Swiss supermarket Coop has had to postpone the launch of its new insect-based food products due to a lack of approved bugs.
The supermarket chain made headlines last year when it said it intended to launch a new range of products containing insect proteins.
Previously Swiss law specified that unusual foodstuffs such as insect-based products could not be sold without special authorization.
As a result of the change, Coop said it planned to work with Swiss startup Essento to create products such as meatballs and burgers containing ground flour worms and crickets.
However, with no bug burgers yet on the shelves, it appears that Coop and Essento can't get their hands on the necessary bugs.
“No insects are currently available in Switzerland that are approved as food, either from Switzerland or from the EU,” Essento co-founder Christian Bärtsch told the magazine Handelszeitung
According to the magazine, the company has been seeking to import the insects from Belgium and the Netherlands, but as yet neither country has granted authorization.
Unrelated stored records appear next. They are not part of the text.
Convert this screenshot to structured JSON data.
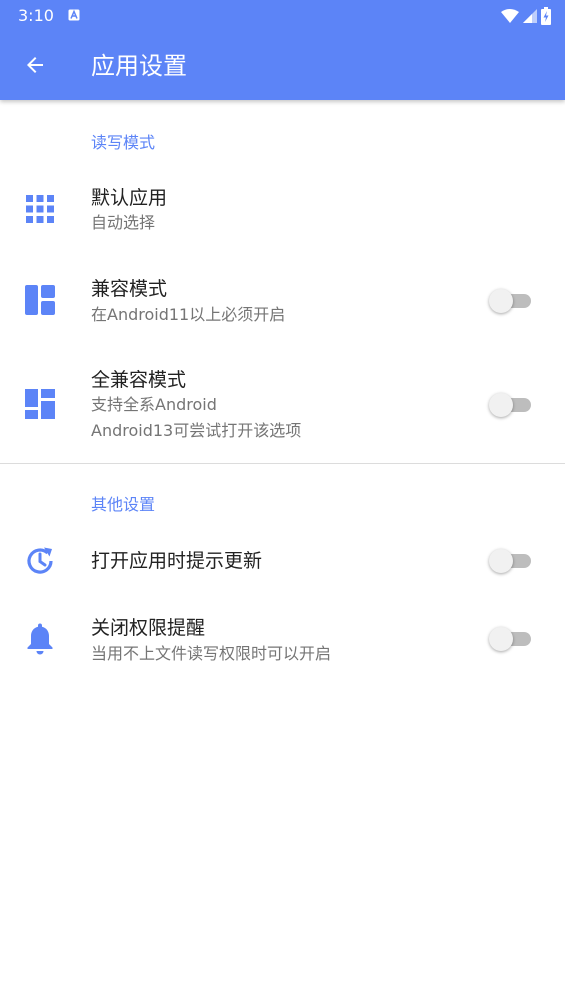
{
  "status_bar": {
    "time": "3:10",
    "notification_icon": "a-letter-icon",
    "icons": [
      "wifi-icon",
      "signal-icon",
      "battery-charging-icon"
    ]
  },
  "app_bar": {
    "title": "应用设置",
    "back_icon": "arrow-left-icon",
    "color": "#5c84f7"
  },
  "sections": {
    "rw_mode": {
      "header": "读写模式",
      "items": [
        {
          "icon": "grid-apps-icon",
          "title": "默认应用",
          "summary": "自动选择"
        },
        {
          "icon": "dashboard-layout-icon",
          "title": "兼容模式",
          "summary": "在Android11以上必须开启",
          "switch_on": false
        },
        {
          "icon": "dashboard-alt-icon",
          "title": "全兼容模式",
          "summary_line1": "支持全系Android",
          "summary_line2": "Android13可尝试打开该选项",
          "switch_on": false
        }
      ]
    },
    "other": {
      "header": "其他设置",
      "items": [
        {
          "icon": "update-clock-icon",
          "title": "打开应用时提示更新",
          "switch_on": false
        },
        {
          "icon": "bell-icon",
          "title": "关闭权限提醒",
          "summary": "当用不上文件读写权限时可以开启",
          "switch_on": false
        }
      ]
    }
  },
  "colors": {
    "accent": "#5c84f7",
    "title_text": "#222222",
    "summary_text": "#757575"
  }
}
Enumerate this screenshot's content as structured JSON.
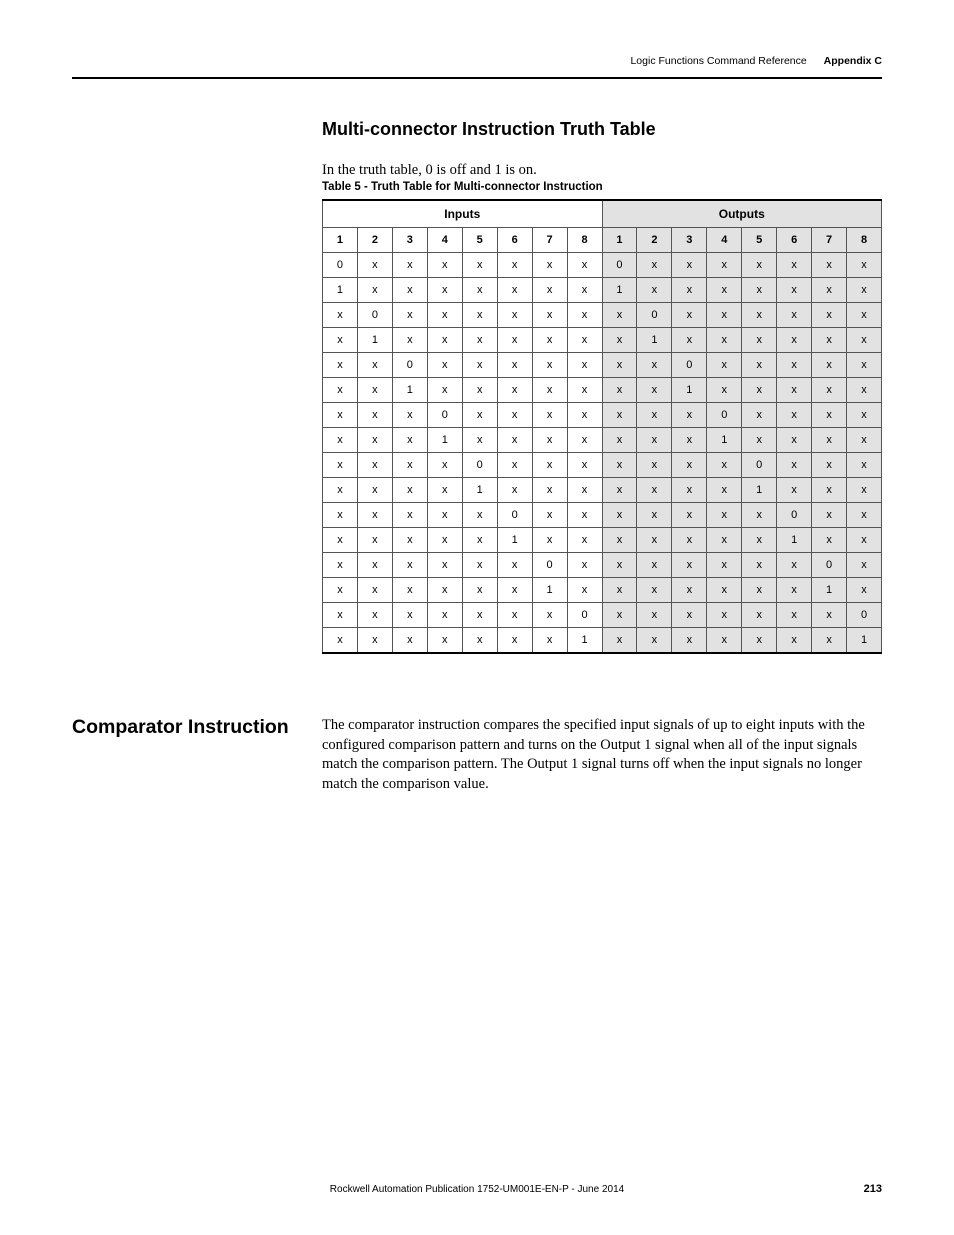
{
  "runningHead": {
    "section": "Logic Functions Command Reference",
    "appendix": "Appendix C"
  },
  "heading": "Multi-connector Instruction Truth Table",
  "introLine": "In the truth table, 0 is off and 1 is on.",
  "tableCaption": "Table 5 - Truth Table for Multi-connector Instruction",
  "groupHeaders": {
    "inputs": "Inputs",
    "outputs": "Outputs"
  },
  "colHeaders": [
    "1",
    "2",
    "3",
    "4",
    "5",
    "6",
    "7",
    "8",
    "1",
    "2",
    "3",
    "4",
    "5",
    "6",
    "7",
    "8"
  ],
  "chart_data": {
    "type": "table",
    "title": "Truth Table for Multi-connector Instruction",
    "columns": {
      "inputs": [
        "1",
        "2",
        "3",
        "4",
        "5",
        "6",
        "7",
        "8"
      ],
      "outputs": [
        "1",
        "2",
        "3",
        "4",
        "5",
        "6",
        "7",
        "8"
      ]
    },
    "rows": [
      {
        "inputs": [
          "0",
          "x",
          "x",
          "x",
          "x",
          "x",
          "x",
          "x"
        ],
        "outputs": [
          "0",
          "x",
          "x",
          "x",
          "x",
          "x",
          "x",
          "x"
        ]
      },
      {
        "inputs": [
          "1",
          "x",
          "x",
          "x",
          "x",
          "x",
          "x",
          "x"
        ],
        "outputs": [
          "1",
          "x",
          "x",
          "x",
          "x",
          "x",
          "x",
          "x"
        ]
      },
      {
        "inputs": [
          "x",
          "0",
          "x",
          "x",
          "x",
          "x",
          "x",
          "x"
        ],
        "outputs": [
          "x",
          "0",
          "x",
          "x",
          "x",
          "x",
          "x",
          "x"
        ]
      },
      {
        "inputs": [
          "x",
          "1",
          "x",
          "x",
          "x",
          "x",
          "x",
          "x"
        ],
        "outputs": [
          "x",
          "1",
          "x",
          "x",
          "x",
          "x",
          "x",
          "x"
        ]
      },
      {
        "inputs": [
          "x",
          "x",
          "0",
          "x",
          "x",
          "x",
          "x",
          "x"
        ],
        "outputs": [
          "x",
          "x",
          "0",
          "x",
          "x",
          "x",
          "x",
          "x"
        ]
      },
      {
        "inputs": [
          "x",
          "x",
          "1",
          "x",
          "x",
          "x",
          "x",
          "x"
        ],
        "outputs": [
          "x",
          "x",
          "1",
          "x",
          "x",
          "x",
          "x",
          "x"
        ]
      },
      {
        "inputs": [
          "x",
          "x",
          "x",
          "0",
          "x",
          "x",
          "x",
          "x"
        ],
        "outputs": [
          "x",
          "x",
          "x",
          "0",
          "x",
          "x",
          "x",
          "x"
        ]
      },
      {
        "inputs": [
          "x",
          "x",
          "x",
          "1",
          "x",
          "x",
          "x",
          "x"
        ],
        "outputs": [
          "x",
          "x",
          "x",
          "1",
          "x",
          "x",
          "x",
          "x"
        ]
      },
      {
        "inputs": [
          "x",
          "x",
          "x",
          "x",
          "0",
          "x",
          "x",
          "x"
        ],
        "outputs": [
          "x",
          "x",
          "x",
          "x",
          "0",
          "x",
          "x",
          "x"
        ]
      },
      {
        "inputs": [
          "x",
          "x",
          "x",
          "x",
          "1",
          "x",
          "x",
          "x"
        ],
        "outputs": [
          "x",
          "x",
          "x",
          "x",
          "1",
          "x",
          "x",
          "x"
        ]
      },
      {
        "inputs": [
          "x",
          "x",
          "x",
          "x",
          "x",
          "0",
          "x",
          "x"
        ],
        "outputs": [
          "x",
          "x",
          "x",
          "x",
          "x",
          "0",
          "x",
          "x"
        ]
      },
      {
        "inputs": [
          "x",
          "x",
          "x",
          "x",
          "x",
          "1",
          "x",
          "x"
        ],
        "outputs": [
          "x",
          "x",
          "x",
          "x",
          "x",
          "1",
          "x",
          "x"
        ]
      },
      {
        "inputs": [
          "x",
          "x",
          "x",
          "x",
          "x",
          "x",
          "0",
          "x"
        ],
        "outputs": [
          "x",
          "x",
          "x",
          "x",
          "x",
          "x",
          "0",
          "x"
        ]
      },
      {
        "inputs": [
          "x",
          "x",
          "x",
          "x",
          "x",
          "x",
          "1",
          "x"
        ],
        "outputs": [
          "x",
          "x",
          "x",
          "x",
          "x",
          "x",
          "1",
          "x"
        ]
      },
      {
        "inputs": [
          "x",
          "x",
          "x",
          "x",
          "x",
          "x",
          "x",
          "0"
        ],
        "outputs": [
          "x",
          "x",
          "x",
          "x",
          "x",
          "x",
          "x",
          "0"
        ]
      },
      {
        "inputs": [
          "x",
          "x",
          "x",
          "x",
          "x",
          "x",
          "x",
          "1"
        ],
        "outputs": [
          "x",
          "x",
          "x",
          "x",
          "x",
          "x",
          "x",
          "1"
        ]
      }
    ]
  },
  "subsection": {
    "title": "Comparator Instruction",
    "body": "The comparator instruction compares the specified input signals of up to eight inputs with the configured comparison pattern and turns on the Output 1 signal when all of the input signals match the comparison pattern. The Output 1 signal turns off when the input signals no longer match the comparison value."
  },
  "footer": {
    "publication": "Rockwell Automation Publication 1752-UM001E-EN-P - June 2014",
    "pageNumber": "213"
  }
}
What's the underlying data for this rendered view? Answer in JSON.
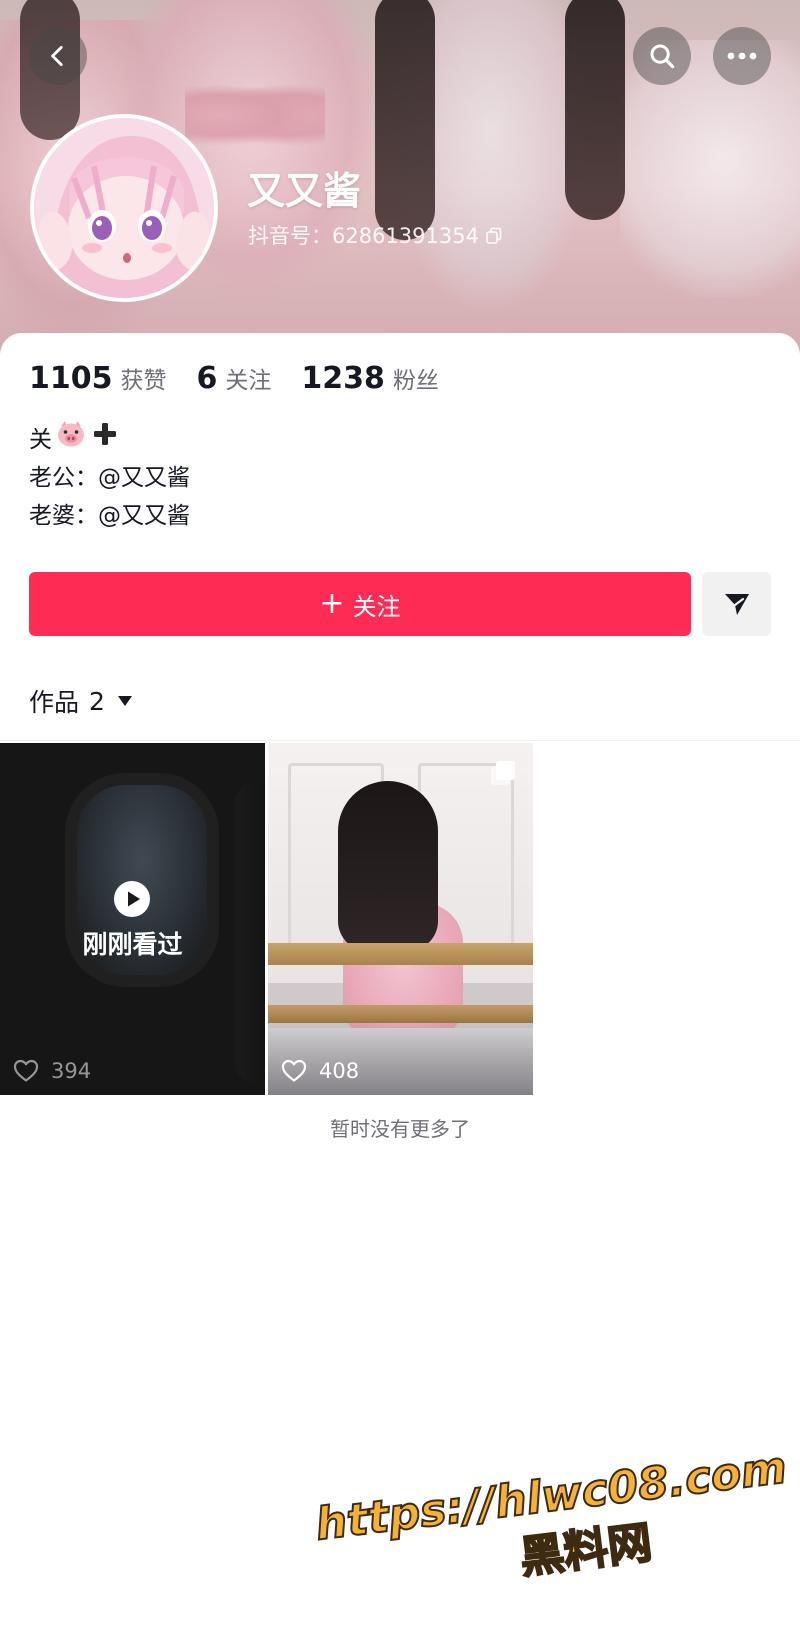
{
  "header": {
    "back_icon": "chevron-left-icon",
    "search_icon": "search-icon",
    "more_icon": "ellipsis-icon"
  },
  "profile": {
    "username": "又又酱",
    "douyin_id": "抖音号：62861391354",
    "copy_icon": "copy-icon"
  },
  "stats": [
    {
      "value": "1105",
      "label": "获赞"
    },
    {
      "value": "6",
      "label": "关注"
    },
    {
      "value": "1238",
      "label": "粉丝"
    }
  ],
  "bio": {
    "line1": "关",
    "line1_icons": [
      "pig-face-icon",
      "plus-icon"
    ],
    "line2": "老公：@又又酱",
    "line3": "老婆：@又又酱"
  },
  "actions": {
    "follow_label": "关注",
    "follow_prefix": "+",
    "share_icon": "send-icon"
  },
  "works_tab": {
    "label": "作品",
    "count": "2",
    "caret_icon": "caret-down-icon"
  },
  "videos": [
    {
      "overlay_label": "刚刚看过",
      "likes": "394",
      "icon": "play-icon"
    },
    {
      "likes": "408",
      "icon": "multi-image-icon"
    }
  ],
  "end_text": "暂时没有更多了",
  "watermark": {
    "url": "https://hlwc08.com",
    "name": "黑料网"
  },
  "colors": {
    "follow_button": "#fe2c55",
    "share_button": "#f1f1f2",
    "primary_text": "#161823",
    "secondary_text": "#6f6f78",
    "watermark": "#f4b238"
  }
}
The problem is that insects are not generally approved for human consumption within the EU, meaning bug farms can't provide Switzerland with the quality control approval it requires.
However, as Handelszeitung points out, Belgium and the Netherlands are among the few countries in Europe that actually do allow the use of insects in foods.
It should therefore only be a matter of time before Essento gets the authorization it needs, a spokesman for BLV told the magazine.
In the meantime, why not use Swiss bugs?
That, too, is proving problematic since there are currently only two companies with the necessary cantonal permit to breed insects for human consumption, reported Handelszeitung.
And since safety rules mean only bugs of the fourth generation can be sold for food, it's likely to take until September before any Swiss insects are available.
Insects are as rich in protein as meat and fish and contain essential vitamins, minerals and amino acids.
A sustainable and ecological food source, they emit less greenhouse gas and ammonia than conventional livestock.
Currently, Britain and Denmark also allow insects to be sold for food. And next year the EU is bringing in new legislation on ‘novel foods' which should clarify its stance on insects.